- **What to do**
Go through the data below and repeat it exactly, skipping each picture.

- **Given information**
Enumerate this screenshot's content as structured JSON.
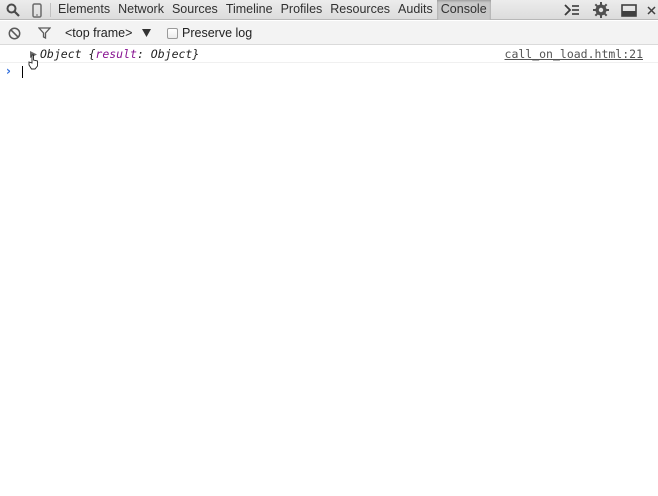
{
  "toolbar": {
    "tabs": [
      {
        "label": "Elements"
      },
      {
        "label": "Network"
      },
      {
        "label": "Sources"
      },
      {
        "label": "Timeline"
      },
      {
        "label": "Profiles"
      },
      {
        "label": "Resources"
      },
      {
        "label": "Audits"
      },
      {
        "label": "Console",
        "selected": true
      }
    ],
    "icons": {
      "search": "search-icon",
      "device": "device-mode-icon",
      "drawer": "show-drawer-icon",
      "settings": "gear-icon",
      "dock": "dock-side-icon",
      "close": "close-icon"
    }
  },
  "filterbar": {
    "frame_select": "<top frame>",
    "preserve_log_label": "Preserve log",
    "preserve_log_checked": false
  },
  "console": {
    "messages": [
      {
        "prefix": "Object {",
        "key": "result",
        "separator": ": ",
        "value": "Object",
        "suffix": "}",
        "source": "call_on_load.html:21"
      }
    ],
    "prompt_symbol": "›",
    "prompt_value": ""
  },
  "colors": {
    "object_key": "#881391",
    "prompt": "#2f6ddc"
  }
}
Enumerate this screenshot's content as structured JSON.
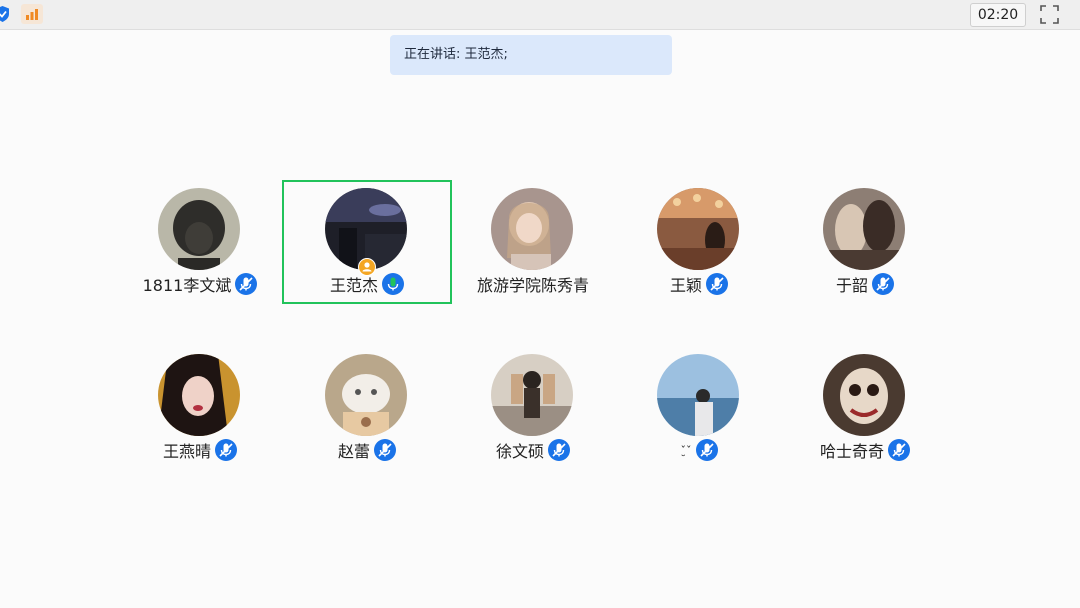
{
  "topbar": {
    "timer": "02:20",
    "icons": [
      "shield-icon",
      "signal-bars-icon",
      "fullscreen-icon"
    ],
    "accent": "#1a73e8"
  },
  "speaking_banner": {
    "text": "正在讲话: 王范杰;"
  },
  "participants": [
    {
      "name": "1811李文斌",
      "mic": "muted",
      "avatar_color": "#3b3a36"
    },
    {
      "name": "王范杰",
      "mic": "speaking",
      "active": true,
      "host": true,
      "avatar_color": "#2c2e3a"
    },
    {
      "name": "旅游学院陈秀青",
      "mic": "muted",
      "avatar_color": "#b89a8e"
    },
    {
      "name": "王颖",
      "mic": "muted",
      "avatar_color": "#8a5a40"
    },
    {
      "name": "于韶",
      "mic": "muted",
      "avatar_color": "#6a5a52"
    },
    {
      "name": "王燕晴",
      "mic": "muted",
      "avatar_color": "#2a1e1e"
    },
    {
      "name": "赵蕾",
      "mic": "muted",
      "avatar_color": "#c9b79b"
    },
    {
      "name": "徐文硕",
      "mic": "muted",
      "avatar_color": "#d7cfc4"
    },
    {
      "name": "ˇ̮ˇ",
      "mic": "muted",
      "avatar_color": "#8fb4d6"
    },
    {
      "name": "哈士奇奇",
      "mic": "muted",
      "avatar_color": "#4a3a30"
    }
  ],
  "colors": {
    "mic_muted": "#1a73e8",
    "mic_speaking": "#21c35b",
    "active_border": "#21c35b",
    "banner_bg": "#dbe8fb"
  }
}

- **Task output**
Enumerate this screenshot's content as structured JSON.
{
  "toolbar": {
    "tabs": [
      {
        "label": "Elements"
      },
      {
        "label": "Network"
      },
      {
        "label": "Sources"
      },
      {
        "label": "Timeline"
      },
      {
        "label": "Profiles"
      },
      {
        "label": "Resources"
      },
      {
        "label": "Audits"
      },
      {
        "label": "Console",
        "selected": true
      }
    ],
    "icons": {
      "search": "search-icon",
      "device": "device-mode-icon",
      "drawer": "show-drawer-icon",
      "settings": "gear-icon",
      "dock": "dock-side-icon",
      "close": "close-icon"
    }
  },
  "filterbar": {
    "frame_select": "<top frame>",
    "preserve_log_label": "Preserve log",
    "preserve_log_checked": false
  },
  "console": {
    "messages": [
      {
        "prefix": "Object {",
        "key": "result",
        "separator": ": ",
        "value": "Object",
        "suffix": "}",
        "source": "call_on_load.html:21"
      }
    ],
    "prompt_symbol": "›",
    "prompt_value": ""
  },
  "colors": {
    "object_key": "#881391",
    "prompt": "#2f6ddc"
  }
}
Enumerate this screenshot's content as structured JSON.
{
  "topbar": {
    "timer": "02:20",
    "icons": [
      "shield-icon",
      "signal-bars-icon",
      "fullscreen-icon"
    ],
    "accent": "#1a73e8"
  },
  "speaking_banner": {
    "text": "正在讲话: 王范杰;"
  },
  "participants": [
    {
      "name": "1811李文斌",
      "mic": "muted",
      "avatar_color": "#3b3a36"
    },
    {
      "name": "王范杰",
      "mic": "speaking",
      "active": true,
      "host": true,
      "avatar_color": "#2c2e3a"
    },
    {
      "name": "旅游学院陈秀青",
      "mic": "muted",
      "avatar_color": "#b89a8e"
    },
    {
      "name": "王颖",
      "mic": "muted",
      "avatar_color": "#8a5a40"
    },
    {
      "name": "于韶",
      "mic": "muted",
      "avatar_color": "#6a5a52"
    },
    {
      "name": "王燕晴",
      "mic": "muted",
      "avatar_color": "#2a1e1e"
    },
    {
      "name": "赵蕾",
      "mic": "muted",
      "avatar_color": "#c9b79b"
    },
    {
      "name": "徐文硕",
      "mic": "muted",
      "avatar_color": "#d7cfc4"
    },
    {
      "name": "ˇ̮ˇ",
      "mic": "muted",
      "avatar_color": "#8fb4d6"
    },
    {
      "name": "哈士奇奇",
      "mic": "muted",
      "avatar_color": "#4a3a30"
    }
  ],
  "colors": {
    "mic_muted": "#1a73e8",
    "mic_speaking": "#21c35b",
    "active_border": "#21c35b",
    "banner_bg": "#dbe8fb"
  }
}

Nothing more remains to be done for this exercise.